Leahy will be joining the agency in late May, DARPA Director Steven Walker told SpaceNews on Wednesday following a breakfast meeting with reporters.

Kennedy was director of DARPA’s Tactical Technology Office for two years and recently left the agency to become the first director the Defense Department’s Space Development Agency.

Leahy is best known in defense technology circles as the “father of the X-45.” He was program manager of the joint Air Force/DARPA X-45A unmanned combat air vehicle in the late 1990s. At the time, the Air Force was resisting the idea that fighter pilots could be replaced with autonomous drones. Leahy was featured in Wired Magazine as a pioneer of unmanned combat aviation who defied the establishment.

Leahy served in the Air Force for 27 years and retired as a colonel. He later held a number of senior positions at Northrop Grumman Aerospace Systems and worked on unmanned combat aircraft programs like the Air Force’s Global Hawk, the Navy’s Triton and NATO’s Alliance Ground Surveillance drone.

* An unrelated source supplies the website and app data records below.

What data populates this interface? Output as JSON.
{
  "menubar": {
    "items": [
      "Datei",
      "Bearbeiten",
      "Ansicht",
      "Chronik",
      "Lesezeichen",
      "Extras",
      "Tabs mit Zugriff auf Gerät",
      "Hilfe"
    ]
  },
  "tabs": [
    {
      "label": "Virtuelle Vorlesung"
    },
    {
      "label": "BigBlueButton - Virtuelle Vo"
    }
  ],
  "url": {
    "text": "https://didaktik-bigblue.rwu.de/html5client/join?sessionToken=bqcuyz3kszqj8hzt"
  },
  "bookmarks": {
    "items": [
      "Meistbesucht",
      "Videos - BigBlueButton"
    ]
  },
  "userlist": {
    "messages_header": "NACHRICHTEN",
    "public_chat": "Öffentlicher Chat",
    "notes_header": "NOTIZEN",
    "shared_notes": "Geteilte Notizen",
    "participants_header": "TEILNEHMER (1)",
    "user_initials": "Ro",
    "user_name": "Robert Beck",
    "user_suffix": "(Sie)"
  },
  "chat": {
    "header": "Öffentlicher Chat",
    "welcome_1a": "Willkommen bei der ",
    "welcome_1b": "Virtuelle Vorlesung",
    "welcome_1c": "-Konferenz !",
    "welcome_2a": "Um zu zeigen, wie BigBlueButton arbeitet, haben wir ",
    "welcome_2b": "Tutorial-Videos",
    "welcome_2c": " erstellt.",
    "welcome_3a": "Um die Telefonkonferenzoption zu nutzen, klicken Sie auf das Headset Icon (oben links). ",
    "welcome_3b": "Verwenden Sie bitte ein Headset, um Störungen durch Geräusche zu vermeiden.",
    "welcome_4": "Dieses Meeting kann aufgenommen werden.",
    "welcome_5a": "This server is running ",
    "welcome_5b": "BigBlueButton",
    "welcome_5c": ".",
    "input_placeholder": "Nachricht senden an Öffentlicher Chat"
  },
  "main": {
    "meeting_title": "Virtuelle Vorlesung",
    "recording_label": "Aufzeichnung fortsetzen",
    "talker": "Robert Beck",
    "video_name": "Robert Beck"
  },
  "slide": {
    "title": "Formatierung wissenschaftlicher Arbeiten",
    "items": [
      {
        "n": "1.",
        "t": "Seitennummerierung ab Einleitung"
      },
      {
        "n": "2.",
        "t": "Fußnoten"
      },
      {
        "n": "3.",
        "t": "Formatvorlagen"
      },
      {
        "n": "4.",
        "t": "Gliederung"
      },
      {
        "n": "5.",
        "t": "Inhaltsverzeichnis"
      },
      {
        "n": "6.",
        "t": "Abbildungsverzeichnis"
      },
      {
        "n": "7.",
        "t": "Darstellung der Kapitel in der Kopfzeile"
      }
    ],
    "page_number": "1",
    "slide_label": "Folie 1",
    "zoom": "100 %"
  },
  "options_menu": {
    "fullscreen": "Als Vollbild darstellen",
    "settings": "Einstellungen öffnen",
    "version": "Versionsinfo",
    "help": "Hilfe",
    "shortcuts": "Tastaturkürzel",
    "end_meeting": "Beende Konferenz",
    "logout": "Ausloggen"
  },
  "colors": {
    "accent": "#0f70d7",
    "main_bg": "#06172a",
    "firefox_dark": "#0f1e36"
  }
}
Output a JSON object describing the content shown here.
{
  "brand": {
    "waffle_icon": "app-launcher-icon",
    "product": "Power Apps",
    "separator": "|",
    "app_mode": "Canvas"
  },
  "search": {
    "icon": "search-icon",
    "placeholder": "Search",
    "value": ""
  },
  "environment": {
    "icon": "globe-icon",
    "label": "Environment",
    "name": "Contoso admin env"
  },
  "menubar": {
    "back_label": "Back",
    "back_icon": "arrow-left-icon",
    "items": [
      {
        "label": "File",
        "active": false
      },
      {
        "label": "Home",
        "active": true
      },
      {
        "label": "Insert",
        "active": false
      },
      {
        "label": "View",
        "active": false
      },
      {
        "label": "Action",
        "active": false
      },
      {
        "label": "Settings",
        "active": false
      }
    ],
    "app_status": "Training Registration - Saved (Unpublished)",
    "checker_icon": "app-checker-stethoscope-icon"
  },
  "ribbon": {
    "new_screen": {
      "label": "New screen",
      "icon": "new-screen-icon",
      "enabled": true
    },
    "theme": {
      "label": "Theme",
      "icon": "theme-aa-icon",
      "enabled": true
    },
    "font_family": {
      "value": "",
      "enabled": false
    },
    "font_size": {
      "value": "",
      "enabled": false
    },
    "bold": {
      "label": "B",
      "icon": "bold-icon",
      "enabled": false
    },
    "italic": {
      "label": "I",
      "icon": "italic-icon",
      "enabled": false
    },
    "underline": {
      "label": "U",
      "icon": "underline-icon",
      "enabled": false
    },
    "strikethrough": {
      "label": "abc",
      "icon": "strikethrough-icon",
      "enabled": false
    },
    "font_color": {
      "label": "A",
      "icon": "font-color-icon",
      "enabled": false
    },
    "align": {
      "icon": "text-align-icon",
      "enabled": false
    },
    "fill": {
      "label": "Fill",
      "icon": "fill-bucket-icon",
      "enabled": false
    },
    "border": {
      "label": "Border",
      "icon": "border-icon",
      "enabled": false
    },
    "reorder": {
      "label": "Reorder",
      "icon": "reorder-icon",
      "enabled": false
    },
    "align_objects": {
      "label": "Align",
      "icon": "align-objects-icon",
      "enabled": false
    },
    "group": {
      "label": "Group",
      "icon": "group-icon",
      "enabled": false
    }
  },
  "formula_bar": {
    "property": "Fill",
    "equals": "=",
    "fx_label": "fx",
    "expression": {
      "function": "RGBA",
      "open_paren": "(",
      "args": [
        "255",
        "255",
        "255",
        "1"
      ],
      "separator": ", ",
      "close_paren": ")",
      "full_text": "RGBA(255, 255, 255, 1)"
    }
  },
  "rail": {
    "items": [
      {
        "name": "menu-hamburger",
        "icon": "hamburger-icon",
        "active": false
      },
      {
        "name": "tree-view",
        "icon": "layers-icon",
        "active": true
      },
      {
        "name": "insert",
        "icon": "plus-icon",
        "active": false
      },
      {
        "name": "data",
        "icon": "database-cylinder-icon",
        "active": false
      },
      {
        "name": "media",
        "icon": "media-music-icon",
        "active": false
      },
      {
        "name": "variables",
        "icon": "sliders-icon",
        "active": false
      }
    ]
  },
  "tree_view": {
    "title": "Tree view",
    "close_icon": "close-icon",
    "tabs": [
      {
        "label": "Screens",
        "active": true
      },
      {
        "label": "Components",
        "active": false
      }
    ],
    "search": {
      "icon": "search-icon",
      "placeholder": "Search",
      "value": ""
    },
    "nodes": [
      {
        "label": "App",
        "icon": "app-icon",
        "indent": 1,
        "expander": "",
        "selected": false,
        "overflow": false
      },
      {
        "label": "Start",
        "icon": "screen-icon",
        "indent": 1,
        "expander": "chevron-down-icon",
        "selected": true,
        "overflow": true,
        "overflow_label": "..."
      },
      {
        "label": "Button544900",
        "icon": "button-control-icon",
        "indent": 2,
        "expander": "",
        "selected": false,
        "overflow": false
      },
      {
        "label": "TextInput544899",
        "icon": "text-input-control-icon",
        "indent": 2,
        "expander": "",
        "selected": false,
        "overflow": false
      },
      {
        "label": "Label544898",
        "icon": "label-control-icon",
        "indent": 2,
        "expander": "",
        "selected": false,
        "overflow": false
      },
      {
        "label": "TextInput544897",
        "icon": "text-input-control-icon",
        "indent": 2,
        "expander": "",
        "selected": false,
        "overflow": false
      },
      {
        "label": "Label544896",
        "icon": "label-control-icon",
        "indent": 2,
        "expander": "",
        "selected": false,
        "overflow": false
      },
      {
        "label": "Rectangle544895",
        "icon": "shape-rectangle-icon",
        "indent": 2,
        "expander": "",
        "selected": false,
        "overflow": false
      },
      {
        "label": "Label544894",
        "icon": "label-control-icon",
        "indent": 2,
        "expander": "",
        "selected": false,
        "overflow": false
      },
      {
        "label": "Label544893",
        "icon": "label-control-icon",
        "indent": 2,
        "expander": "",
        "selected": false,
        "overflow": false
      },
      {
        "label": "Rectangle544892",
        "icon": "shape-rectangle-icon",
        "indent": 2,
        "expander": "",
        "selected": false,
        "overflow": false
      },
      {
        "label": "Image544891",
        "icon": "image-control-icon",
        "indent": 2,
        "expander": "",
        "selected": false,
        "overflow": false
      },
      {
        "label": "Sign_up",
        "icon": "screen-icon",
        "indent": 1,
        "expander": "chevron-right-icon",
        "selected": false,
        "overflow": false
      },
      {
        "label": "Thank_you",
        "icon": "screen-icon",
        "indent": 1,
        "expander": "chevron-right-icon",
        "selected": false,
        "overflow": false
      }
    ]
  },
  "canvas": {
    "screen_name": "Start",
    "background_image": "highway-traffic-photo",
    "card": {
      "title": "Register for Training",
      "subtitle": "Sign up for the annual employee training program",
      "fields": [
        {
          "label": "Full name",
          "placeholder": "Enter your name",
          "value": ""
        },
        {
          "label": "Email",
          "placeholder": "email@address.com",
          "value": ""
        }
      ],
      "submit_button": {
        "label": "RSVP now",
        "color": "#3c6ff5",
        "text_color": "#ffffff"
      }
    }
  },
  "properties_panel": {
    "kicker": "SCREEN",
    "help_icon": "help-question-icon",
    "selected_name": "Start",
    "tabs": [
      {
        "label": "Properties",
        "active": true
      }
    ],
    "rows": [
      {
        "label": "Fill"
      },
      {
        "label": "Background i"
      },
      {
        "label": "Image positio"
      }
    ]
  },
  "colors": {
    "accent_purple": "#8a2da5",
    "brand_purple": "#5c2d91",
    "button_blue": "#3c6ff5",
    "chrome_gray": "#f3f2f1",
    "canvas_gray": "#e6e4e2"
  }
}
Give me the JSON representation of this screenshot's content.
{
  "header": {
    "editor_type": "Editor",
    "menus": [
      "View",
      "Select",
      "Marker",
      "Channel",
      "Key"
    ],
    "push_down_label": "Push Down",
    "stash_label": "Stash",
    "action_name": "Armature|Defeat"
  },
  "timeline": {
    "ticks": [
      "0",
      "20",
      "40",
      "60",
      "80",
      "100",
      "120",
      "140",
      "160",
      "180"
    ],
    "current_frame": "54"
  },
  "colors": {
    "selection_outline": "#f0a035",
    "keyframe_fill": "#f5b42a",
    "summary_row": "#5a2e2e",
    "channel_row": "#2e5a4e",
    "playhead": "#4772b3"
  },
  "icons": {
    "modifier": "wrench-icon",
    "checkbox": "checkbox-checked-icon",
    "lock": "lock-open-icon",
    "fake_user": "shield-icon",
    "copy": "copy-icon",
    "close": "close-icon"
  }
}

As head of DARPA’s Tactical Technology Office, Leahy will oversee the Blackjack program, a joint effort with the Air Force to develop a prototype constellation of small satellites in low Earth orbit and demonstrate potential military applications.

Kennedy conceived Blackjack as way to develop more affordable constellations with small satellite buses that would be more resilient and faster to replenish than constellations of large, expensive satellites in geostationary Earth orbit.

With Kennedy now at the helm of the Space Development Agency, there has been speculation about the future of Blackjack, as one of the SDA’s goals is to build a proliferated LEO constellation. Walker said Blackjack will remain a joint DARPA/Air Force program.“Fred Kennedy would like very much to build on Blackjack,” Walker said. “My understanding of the SDA vision is that it will develop an architecture for a proliferated LEO constellation,” he said. “SDA would take what Blackjack does and multiply it, do a bigger architecture for operational use.”